▶ **Problem to solve**
Nothing may be dropped or added when the entries below are copied.

▶ **Supplied entries**
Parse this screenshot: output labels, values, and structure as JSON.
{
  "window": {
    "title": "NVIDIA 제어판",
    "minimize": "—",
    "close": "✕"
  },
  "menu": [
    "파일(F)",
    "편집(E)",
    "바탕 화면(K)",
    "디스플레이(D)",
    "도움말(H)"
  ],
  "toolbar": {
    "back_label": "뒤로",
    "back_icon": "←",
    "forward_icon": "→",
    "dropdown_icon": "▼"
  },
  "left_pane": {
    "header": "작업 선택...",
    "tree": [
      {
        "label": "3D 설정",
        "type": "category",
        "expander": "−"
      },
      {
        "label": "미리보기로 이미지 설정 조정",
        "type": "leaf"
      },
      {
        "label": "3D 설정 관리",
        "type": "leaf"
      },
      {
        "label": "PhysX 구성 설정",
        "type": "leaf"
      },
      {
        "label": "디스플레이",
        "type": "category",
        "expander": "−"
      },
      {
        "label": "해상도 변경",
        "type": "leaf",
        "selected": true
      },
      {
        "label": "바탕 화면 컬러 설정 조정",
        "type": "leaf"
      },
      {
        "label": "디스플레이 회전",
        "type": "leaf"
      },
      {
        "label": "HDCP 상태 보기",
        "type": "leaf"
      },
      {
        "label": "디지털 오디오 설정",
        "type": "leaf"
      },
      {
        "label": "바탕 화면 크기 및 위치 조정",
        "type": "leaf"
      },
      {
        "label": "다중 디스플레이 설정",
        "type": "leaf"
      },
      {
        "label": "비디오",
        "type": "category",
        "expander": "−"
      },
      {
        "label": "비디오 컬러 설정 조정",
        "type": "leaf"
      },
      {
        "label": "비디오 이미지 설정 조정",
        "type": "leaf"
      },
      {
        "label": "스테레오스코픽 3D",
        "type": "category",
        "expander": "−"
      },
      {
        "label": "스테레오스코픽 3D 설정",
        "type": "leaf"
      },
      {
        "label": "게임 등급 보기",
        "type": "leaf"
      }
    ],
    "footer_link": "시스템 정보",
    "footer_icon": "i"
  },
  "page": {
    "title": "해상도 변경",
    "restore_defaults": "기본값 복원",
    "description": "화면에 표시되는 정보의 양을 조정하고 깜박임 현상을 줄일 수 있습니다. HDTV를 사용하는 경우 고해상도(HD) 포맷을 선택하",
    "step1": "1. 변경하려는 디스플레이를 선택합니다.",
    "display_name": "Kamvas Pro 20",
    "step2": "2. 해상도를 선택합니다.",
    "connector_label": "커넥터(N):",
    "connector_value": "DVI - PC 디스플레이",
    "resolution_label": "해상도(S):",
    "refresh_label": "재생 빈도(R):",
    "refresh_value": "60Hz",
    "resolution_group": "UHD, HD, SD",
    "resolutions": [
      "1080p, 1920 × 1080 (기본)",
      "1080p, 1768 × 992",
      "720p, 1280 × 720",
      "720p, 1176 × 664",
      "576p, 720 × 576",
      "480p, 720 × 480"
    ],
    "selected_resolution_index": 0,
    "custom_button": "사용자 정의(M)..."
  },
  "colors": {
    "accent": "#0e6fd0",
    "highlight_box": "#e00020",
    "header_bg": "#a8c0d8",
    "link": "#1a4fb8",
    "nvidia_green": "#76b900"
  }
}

▶ **Answer space**
Parse this screenshot: output labels, values, and structure as JSON.
{
  "window": {
    "title": "NVIDIA 제어판",
    "minimize": "—",
    "close": "✕"
  },
  "menu": [
    "파일(F)",
    "편집(E)",
    "바탕 화면(K)",
    "디스플레이(D)",
    "도움말(H)"
  ],
  "toolbar": {
    "back_label": "뒤로",
    "back_icon": "←",
    "forward_icon": "→",
    "dropdown_icon": "▼"
  },
  "left_pane": {
    "header": "작업 선택...",
    "tree": [
      {
        "label": "3D 설정",
        "type": "category",
        "expander": "−"
      },
      {
        "label": "미리보기로 이미지 설정 조정",
        "type": "leaf"
      },
      {
        "label": "3D 설정 관리",
        "type": "leaf"
      },
      {
        "label": "PhysX 구성 설정",
        "type": "leaf"
      },
      {
        "label": "디스플레이",
        "type": "category",
        "expander": "−"
      },
      {
        "label": "해상도 변경",
        "type": "leaf",
        "selected": true
      },
      {
        "label": "바탕 화면 컬러 설정 조정",
        "type": "leaf"
      },
      {
        "label": "디스플레이 회전",
        "type": "leaf"
      },
      {
        "label": "HDCP 상태 보기",
        "type": "leaf"
      },
      {
        "label": "디지털 오디오 설정",
        "type": "leaf"
      },
      {
        "label": "바탕 화면 크기 및 위치 조정",
        "type": "leaf"
      },
      {
        "label": "다중 디스플레이 설정",
        "type": "leaf"
      },
      {
        "label": "비디오",
        "type": "category",
        "expander": "−"
      },
      {
        "label": "비디오 컬러 설정 조정",
        "type": "leaf"
      },
      {
        "label": "비디오 이미지 설정 조정",
        "type": "leaf"
      },
      {
        "label": "스테레오스코픽 3D",
        "type": "category",
        "expander": "−"
      },
      {
        "label": "스테레오스코픽 3D 설정",
        "type": "leaf"
      },
      {
        "label": "게임 등급 보기",
        "type": "leaf"
      }
    ],
    "footer_link": "시스템 정보",
    "footer_icon": "i"
  },
  "page": {
    "title": "해상도 변경",
    "restore_defaults": "기본값 복원",
    "description": "화면에 표시되는 정보의 양을 조정하고 깜박임 현상을 줄일 수 있습니다. HDTV를 사용하는 경우 고해상도(HD) 포맷을 선택하",
    "step1": "1. 변경하려는 디스플레이를 선택합니다.",
    "display_name": "Kamvas Pro 20",
    "step2": "2. 해상도를 선택합니다.",
    "connector_label": "커넥터(N):",
    "connector_value": "DVI - PC 디스플레이",
    "resolution_label": "해상도(S):",
    "refresh_label": "재생 빈도(R):",
    "refresh_value": "60Hz",
    "resolution_group": "UHD, HD, SD",
    "resolutions": [
      "1080p, 1920 × 1080 (기본)",
      "1080p, 1768 × 992",
      "720p, 1280 × 720",
      "720p, 1176 × 664",
      "576p, 720 × 576",
      "480p, 720 × 480"
    ],
    "selected_resolution_index": 0,
    "custom_button": "사용자 정의(M)..."
  },
  "colors": {
    "accent": "#0e6fd0",
    "highlight_box": "#e00020",
    "header_bg": "#a8c0d8",
    "link": "#1a4fb8",
    "nvidia_green": "#76b900"
  }
}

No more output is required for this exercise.